The first Media Literacy Monday webinar of 2022 took place on the 24th January and explored the question of how to support the media literacy needs of children and young people.
Some of those needs may be linked using online technology and services safely and securely, other media literacy needs may be linked to critical thinking and the verification of content, while other needs may be linked to developing the skills to create content and participate in online conversations in ethical and responsible manner.
Prof. Brian O’Neill opened the event by presenting some of the findings of the recent NACOS report which provides an insight into the lives of 9 to 17 year olds online. Unsurprisingly, it showed that young people were digitally immersed and reassuringly most reported that their online experiences were quite positive.

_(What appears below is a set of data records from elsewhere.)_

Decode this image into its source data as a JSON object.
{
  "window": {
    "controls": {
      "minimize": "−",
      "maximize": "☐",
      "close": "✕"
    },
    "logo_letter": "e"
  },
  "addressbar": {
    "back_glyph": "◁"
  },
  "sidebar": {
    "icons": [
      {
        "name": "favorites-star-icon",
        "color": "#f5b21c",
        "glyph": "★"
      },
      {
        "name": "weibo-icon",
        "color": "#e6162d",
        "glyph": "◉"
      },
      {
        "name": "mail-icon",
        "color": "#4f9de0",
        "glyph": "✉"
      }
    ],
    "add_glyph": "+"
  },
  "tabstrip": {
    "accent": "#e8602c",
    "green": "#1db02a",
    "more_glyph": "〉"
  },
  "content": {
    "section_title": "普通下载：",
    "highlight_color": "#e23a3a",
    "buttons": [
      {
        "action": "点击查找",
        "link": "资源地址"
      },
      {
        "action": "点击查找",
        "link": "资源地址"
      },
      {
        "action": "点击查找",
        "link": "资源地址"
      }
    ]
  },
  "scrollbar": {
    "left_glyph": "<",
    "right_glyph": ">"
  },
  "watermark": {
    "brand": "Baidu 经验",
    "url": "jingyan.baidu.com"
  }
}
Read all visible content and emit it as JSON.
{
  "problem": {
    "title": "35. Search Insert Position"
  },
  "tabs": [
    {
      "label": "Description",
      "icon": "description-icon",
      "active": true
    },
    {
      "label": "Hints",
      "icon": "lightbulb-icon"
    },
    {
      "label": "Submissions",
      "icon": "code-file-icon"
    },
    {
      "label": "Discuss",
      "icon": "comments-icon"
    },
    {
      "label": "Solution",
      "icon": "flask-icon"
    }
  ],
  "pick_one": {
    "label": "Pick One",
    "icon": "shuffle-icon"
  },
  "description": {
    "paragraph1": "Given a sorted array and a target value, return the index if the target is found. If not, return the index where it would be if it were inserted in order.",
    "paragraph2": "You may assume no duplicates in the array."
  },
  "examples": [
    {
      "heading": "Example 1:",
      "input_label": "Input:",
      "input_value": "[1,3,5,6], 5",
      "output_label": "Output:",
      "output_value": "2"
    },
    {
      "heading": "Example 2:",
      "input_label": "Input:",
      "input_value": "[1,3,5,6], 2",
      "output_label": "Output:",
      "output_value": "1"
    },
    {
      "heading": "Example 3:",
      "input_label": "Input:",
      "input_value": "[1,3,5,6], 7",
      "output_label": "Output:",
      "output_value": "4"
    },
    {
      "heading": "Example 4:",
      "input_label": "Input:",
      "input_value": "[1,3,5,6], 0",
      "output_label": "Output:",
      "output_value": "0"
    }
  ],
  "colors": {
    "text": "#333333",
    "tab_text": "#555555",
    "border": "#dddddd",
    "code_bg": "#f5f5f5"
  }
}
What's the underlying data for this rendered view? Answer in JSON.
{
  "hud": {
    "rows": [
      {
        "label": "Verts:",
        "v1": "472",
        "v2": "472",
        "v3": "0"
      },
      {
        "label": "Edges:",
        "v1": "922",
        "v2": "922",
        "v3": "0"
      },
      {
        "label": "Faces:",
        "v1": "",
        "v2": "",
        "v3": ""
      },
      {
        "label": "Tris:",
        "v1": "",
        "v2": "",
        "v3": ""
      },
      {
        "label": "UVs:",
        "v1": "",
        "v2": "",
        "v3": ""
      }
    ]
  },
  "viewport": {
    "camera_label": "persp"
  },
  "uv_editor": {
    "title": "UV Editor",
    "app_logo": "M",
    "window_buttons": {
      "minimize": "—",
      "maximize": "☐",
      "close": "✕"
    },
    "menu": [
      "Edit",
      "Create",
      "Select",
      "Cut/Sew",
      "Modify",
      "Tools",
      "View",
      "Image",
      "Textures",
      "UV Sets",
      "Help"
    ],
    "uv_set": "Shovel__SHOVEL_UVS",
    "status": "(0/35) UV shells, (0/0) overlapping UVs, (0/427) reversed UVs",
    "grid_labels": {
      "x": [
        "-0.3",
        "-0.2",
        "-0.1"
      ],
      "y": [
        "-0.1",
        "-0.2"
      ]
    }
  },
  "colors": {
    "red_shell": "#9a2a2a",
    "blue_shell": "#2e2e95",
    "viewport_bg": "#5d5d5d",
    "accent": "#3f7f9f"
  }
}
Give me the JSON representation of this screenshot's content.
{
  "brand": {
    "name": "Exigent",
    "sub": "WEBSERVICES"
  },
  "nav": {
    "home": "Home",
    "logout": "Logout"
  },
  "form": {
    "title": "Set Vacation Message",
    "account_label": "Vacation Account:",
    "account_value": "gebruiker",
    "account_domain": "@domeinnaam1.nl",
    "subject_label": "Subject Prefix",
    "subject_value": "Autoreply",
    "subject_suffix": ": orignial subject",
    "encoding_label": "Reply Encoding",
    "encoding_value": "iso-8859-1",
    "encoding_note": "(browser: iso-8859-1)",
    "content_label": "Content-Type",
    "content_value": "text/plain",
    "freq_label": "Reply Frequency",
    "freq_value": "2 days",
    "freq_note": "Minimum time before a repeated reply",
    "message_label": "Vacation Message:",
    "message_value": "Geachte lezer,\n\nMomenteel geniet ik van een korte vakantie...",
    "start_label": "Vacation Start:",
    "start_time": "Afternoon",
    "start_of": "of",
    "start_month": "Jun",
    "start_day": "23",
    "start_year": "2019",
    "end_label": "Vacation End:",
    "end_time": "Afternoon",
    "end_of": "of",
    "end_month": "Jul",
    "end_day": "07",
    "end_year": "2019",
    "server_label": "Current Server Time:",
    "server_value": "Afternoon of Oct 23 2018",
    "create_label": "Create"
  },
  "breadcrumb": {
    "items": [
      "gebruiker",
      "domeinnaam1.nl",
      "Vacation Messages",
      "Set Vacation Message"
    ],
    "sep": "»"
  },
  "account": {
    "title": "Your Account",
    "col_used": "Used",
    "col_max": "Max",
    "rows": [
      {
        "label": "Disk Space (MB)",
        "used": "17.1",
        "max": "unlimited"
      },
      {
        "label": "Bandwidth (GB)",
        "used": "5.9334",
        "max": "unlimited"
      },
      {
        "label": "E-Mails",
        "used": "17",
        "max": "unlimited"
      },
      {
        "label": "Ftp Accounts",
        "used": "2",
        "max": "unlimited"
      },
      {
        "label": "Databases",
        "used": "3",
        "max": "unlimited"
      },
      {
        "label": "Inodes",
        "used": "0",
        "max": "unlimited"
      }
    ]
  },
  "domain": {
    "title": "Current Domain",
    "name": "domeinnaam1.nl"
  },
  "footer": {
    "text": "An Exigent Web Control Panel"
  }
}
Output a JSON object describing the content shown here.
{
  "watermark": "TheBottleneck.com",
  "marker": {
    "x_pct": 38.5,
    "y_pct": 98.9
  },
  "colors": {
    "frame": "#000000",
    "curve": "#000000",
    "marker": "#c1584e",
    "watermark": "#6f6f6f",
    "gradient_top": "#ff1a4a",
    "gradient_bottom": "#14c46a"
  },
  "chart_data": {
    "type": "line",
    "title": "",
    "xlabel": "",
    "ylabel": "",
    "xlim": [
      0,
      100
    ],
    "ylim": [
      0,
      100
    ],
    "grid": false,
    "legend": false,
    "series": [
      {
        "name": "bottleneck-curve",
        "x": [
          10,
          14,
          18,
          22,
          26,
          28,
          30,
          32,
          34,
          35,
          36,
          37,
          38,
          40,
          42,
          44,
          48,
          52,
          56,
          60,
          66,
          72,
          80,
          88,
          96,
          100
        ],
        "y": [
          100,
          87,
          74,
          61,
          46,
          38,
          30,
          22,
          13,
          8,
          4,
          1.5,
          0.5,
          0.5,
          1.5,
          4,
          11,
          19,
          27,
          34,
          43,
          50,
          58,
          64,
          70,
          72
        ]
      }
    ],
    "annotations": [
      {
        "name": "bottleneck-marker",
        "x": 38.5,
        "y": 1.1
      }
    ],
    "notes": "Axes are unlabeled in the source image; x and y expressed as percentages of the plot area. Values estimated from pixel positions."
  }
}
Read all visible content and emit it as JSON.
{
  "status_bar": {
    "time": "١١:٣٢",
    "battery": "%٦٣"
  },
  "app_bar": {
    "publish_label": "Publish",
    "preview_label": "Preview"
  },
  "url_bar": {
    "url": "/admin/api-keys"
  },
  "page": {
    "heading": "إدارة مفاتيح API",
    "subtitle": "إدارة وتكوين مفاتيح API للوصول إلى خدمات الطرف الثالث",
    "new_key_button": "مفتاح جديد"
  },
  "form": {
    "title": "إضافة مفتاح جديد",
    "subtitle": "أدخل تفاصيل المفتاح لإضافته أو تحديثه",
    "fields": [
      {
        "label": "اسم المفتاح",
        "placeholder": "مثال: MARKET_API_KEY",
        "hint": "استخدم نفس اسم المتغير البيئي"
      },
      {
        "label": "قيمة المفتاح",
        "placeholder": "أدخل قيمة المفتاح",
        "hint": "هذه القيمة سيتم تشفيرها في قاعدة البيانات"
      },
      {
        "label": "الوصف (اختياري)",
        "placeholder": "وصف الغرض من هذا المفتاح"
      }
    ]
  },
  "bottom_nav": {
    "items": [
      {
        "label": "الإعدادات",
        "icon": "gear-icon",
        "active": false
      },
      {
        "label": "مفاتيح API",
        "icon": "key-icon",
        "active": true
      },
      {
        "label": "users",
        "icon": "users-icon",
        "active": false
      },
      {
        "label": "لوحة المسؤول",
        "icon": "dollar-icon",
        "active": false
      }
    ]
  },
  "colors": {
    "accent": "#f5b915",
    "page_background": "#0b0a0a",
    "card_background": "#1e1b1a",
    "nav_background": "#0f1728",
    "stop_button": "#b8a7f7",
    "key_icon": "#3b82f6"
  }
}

Brian presented the Internet Skills Scale which categorised skills into 5 groups with a score out of 10 for each group. Overall, the results showed the following scores:
– Operational Skills were 7.6 out of 10
– Information Navigation Skill were 7 out of 10
– Social Skills were 8.3 out of 10
– Creative Skills were 6.4 out of 10
– Mobile Skills were 7.3 out of 10
Interestingly, creative skills was the category with the lowest score which may provide some future food for thought about how MLI helps to support the media literacy needs of children and young people.
Following Prof. O’Neill, Jane MacGarrigle from Webwise outlined how they have been meeting the diverse media literacy needs of children and young people, especially in relation to online safety, online wellbeing and critical thinking.
In anticipation of the forthcoming #TalkListenLearn campaign to mark Safer Internet Day, Jane also highlighted how Webwise supported those who are often first-port-of-call for children and young people as they navigate their online lives – such as parents, teachers and carers.
The final presentation was from another ‘frontline’ media literacy worker. School librarian and Secretary to the School Libraries Group of the LAI, Andrea Dillon, provided a step-by-step guide to her approach to helping young people develop better critical evaluation skills and content verification skills.
This webinar will be of particular interest to parents, teachers, school librarians and anyone involved in the care of young people.